Why Africa needs homegrown health solutions
It’s increasingly unclear when exactly Africa will receive Covid-19 vaccine. But if history is to serve as a benchmark, continent will have to wait a little longer.
It’s not lost on us that it took two decades for the hepatitis B vaccine to become affordable and accessible in Africa.
It also took two decades of incredible AIDS activism and generic production for the cost of anti-retroviral treatment (ART) per patient annually to decrease.
Now imagine how many such infections and deaths could we have prevented over those two decades?
Yet nearly every global health technology goes through this excruciatingly painful process — research and development (R&D) typically happens in high-income countries (HICs), and the product is usually not affordable in low- and middle-income countries (LMICs) when launched.
It takes herculean efforts—including extensive advocacy campaigns, product buy-downs, compulsory licensing, patent challenges, efforts to create competition, advanced market commitments, creation of alliances, such as, Gavi, Global Drug Facility, creation of non-profit R&D groups — over many years to make new technologies accessible in LMICs.
But even so, many products are still not accessible to folks who need it the most.
And although advocacy groups are currently running campaigns to lower prices of bedaquiline for TB, insulin, TB molecular test, pneumonia vaccine, among more general efforts to curb outrageous drug prices, the answer to the question, “for how long?” remains a matter of conjecture.
While the decades-long delays can be attributed to a number of encumbrances, including drug regulations for local registration might take time in LMICs, high cost of innovative products vs. limited budgets set obstacles in LMICs, and knowledge transfer needed for the local health professionals, it now exposes inadequacies of global health, the prominent one being an excessive reliance on ‘trickle down’ model, where products and innovations are developed in the Global North, and after a decade or two, slowly trickle down to the Global South, where the biggest needs are, and where technologies often have the greatest impact.
Evidently, this approach mostly exclude scientists, development experts and innovation hubs in LMICs.
It also does not factor in the peculiar health needs of LMICs that could be addressed at primary healthcare.

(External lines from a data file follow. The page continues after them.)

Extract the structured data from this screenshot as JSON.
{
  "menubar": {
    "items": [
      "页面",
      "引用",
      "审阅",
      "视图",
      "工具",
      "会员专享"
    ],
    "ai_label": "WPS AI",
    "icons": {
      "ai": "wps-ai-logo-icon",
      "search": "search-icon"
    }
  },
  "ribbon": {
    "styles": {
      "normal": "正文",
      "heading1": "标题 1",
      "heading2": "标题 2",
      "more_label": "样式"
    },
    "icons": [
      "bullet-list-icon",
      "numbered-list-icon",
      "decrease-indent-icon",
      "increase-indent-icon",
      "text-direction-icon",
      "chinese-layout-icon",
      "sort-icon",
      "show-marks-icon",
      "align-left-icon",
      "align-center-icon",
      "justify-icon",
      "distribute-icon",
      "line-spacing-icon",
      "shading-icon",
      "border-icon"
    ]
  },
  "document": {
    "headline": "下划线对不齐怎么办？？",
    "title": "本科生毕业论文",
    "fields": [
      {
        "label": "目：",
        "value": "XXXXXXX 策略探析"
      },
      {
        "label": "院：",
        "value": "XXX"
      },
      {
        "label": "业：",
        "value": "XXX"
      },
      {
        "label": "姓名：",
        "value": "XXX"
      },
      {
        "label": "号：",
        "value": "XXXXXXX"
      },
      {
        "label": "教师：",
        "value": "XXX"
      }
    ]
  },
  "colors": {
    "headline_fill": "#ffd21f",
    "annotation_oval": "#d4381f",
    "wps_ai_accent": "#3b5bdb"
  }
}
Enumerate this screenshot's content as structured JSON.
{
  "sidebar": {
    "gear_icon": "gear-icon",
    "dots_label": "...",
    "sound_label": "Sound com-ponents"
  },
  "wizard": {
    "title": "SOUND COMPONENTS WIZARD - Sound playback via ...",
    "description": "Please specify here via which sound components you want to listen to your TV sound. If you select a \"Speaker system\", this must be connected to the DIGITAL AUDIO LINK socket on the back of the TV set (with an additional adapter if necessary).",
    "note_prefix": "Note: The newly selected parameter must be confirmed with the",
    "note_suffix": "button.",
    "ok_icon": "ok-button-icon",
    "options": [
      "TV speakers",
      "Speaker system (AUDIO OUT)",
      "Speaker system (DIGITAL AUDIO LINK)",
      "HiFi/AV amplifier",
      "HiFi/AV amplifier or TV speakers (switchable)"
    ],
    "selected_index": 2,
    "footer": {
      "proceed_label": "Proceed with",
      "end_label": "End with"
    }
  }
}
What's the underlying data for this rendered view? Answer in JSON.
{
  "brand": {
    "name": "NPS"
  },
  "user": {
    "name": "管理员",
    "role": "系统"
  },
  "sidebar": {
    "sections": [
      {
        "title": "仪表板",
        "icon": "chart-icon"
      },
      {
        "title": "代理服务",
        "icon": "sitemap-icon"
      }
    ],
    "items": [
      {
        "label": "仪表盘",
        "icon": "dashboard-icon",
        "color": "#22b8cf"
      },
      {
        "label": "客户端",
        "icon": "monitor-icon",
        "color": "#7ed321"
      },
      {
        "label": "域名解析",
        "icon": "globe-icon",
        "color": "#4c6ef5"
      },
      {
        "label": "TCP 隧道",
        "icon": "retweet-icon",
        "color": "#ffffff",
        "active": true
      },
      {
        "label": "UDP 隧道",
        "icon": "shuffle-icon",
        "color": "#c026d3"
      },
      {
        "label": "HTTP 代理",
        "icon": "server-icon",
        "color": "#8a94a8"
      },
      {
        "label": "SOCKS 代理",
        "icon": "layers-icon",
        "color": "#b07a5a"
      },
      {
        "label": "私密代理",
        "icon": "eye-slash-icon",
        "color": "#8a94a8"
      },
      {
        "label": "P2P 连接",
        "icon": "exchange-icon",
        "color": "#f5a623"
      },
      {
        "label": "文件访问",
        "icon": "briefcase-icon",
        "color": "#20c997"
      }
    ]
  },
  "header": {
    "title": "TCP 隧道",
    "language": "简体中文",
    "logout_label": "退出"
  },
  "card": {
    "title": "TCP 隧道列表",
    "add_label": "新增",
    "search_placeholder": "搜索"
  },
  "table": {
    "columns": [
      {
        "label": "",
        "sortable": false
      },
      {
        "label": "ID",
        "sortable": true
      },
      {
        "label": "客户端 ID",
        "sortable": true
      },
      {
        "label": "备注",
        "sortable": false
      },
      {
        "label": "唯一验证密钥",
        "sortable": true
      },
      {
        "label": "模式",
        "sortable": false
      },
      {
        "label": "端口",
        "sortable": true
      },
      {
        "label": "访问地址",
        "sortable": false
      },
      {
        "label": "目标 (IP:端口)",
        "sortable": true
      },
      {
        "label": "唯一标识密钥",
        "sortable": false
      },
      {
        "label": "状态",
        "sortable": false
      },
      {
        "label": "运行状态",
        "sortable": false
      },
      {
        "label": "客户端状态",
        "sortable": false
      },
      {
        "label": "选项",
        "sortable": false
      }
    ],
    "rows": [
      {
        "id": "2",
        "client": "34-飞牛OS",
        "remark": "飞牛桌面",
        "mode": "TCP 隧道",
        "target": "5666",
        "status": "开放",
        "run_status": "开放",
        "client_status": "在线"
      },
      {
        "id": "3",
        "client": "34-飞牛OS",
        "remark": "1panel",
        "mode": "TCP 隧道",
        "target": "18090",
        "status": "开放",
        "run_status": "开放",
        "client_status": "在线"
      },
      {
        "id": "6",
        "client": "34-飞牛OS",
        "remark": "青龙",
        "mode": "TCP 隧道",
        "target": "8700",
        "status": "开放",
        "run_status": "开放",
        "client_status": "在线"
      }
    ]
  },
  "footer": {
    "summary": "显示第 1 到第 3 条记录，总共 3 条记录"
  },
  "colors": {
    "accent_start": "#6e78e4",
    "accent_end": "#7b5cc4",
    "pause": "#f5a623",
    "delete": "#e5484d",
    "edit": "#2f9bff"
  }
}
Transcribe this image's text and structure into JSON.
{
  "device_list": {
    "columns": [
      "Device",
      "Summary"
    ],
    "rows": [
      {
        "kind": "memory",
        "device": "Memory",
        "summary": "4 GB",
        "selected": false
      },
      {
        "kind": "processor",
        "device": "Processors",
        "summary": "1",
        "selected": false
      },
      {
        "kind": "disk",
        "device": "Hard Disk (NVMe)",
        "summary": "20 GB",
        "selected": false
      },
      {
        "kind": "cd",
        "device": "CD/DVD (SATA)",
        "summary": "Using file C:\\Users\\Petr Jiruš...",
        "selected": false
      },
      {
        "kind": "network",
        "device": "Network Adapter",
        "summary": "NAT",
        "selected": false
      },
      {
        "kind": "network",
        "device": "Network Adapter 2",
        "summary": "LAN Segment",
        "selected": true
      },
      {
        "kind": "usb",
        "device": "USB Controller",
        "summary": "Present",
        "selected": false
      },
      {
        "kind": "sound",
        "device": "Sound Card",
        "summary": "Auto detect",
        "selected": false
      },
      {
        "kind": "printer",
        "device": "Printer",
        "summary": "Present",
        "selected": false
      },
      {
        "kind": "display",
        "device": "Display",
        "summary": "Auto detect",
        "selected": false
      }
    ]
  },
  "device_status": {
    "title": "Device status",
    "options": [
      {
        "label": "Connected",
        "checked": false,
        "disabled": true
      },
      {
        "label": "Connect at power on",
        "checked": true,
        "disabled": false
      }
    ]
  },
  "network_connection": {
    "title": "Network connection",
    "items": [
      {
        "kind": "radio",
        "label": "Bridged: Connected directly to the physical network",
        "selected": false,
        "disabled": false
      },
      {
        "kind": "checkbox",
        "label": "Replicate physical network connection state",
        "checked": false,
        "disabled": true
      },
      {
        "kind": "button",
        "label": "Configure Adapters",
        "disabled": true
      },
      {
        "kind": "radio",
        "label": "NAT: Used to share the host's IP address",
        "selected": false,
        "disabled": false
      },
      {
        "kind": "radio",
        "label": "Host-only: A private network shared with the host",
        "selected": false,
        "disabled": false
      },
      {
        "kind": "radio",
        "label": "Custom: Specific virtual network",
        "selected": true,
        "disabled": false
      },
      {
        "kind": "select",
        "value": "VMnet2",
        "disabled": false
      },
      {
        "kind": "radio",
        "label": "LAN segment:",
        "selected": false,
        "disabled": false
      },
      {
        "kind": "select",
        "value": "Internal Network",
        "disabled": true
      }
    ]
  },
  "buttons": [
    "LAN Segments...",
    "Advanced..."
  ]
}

Thus time has come for Africa to consider an alternative: home-grown innovations.
Globally, home-grown innovations have better odds of success than standard trickle-down model.
First, when innovations emerge from LMICs, governments are often key stakeholders and funders.
They are, thus, more willing to include them in national policies for scale-up. Second, home-grown products often receive faster regulatory approval, since trials are done locally.
Domestic use does not necessarily require external policy endorsement; for example, WHO endorsement or pre-qualification is not required.
Third, it takes less effort to convince policy makers, experts, and healthcare workers. Such innovations are not received with skepticism, unlike foreign products which are often seen as being ‘pushed by external donors.’
Fourth, cost of goods are lower, as are labour and manufacturing costs. Fewer distributors and intermediaries are needed.
Manufacturing can leverage generic companies and economies of scale.
Fifth, technologies developed in LMICs have additional benefit of going through a shorter supply chain and are usually designed with local conditions and end-users in mind. — The writer is Global Impact Fellow at Moving Worlds Institute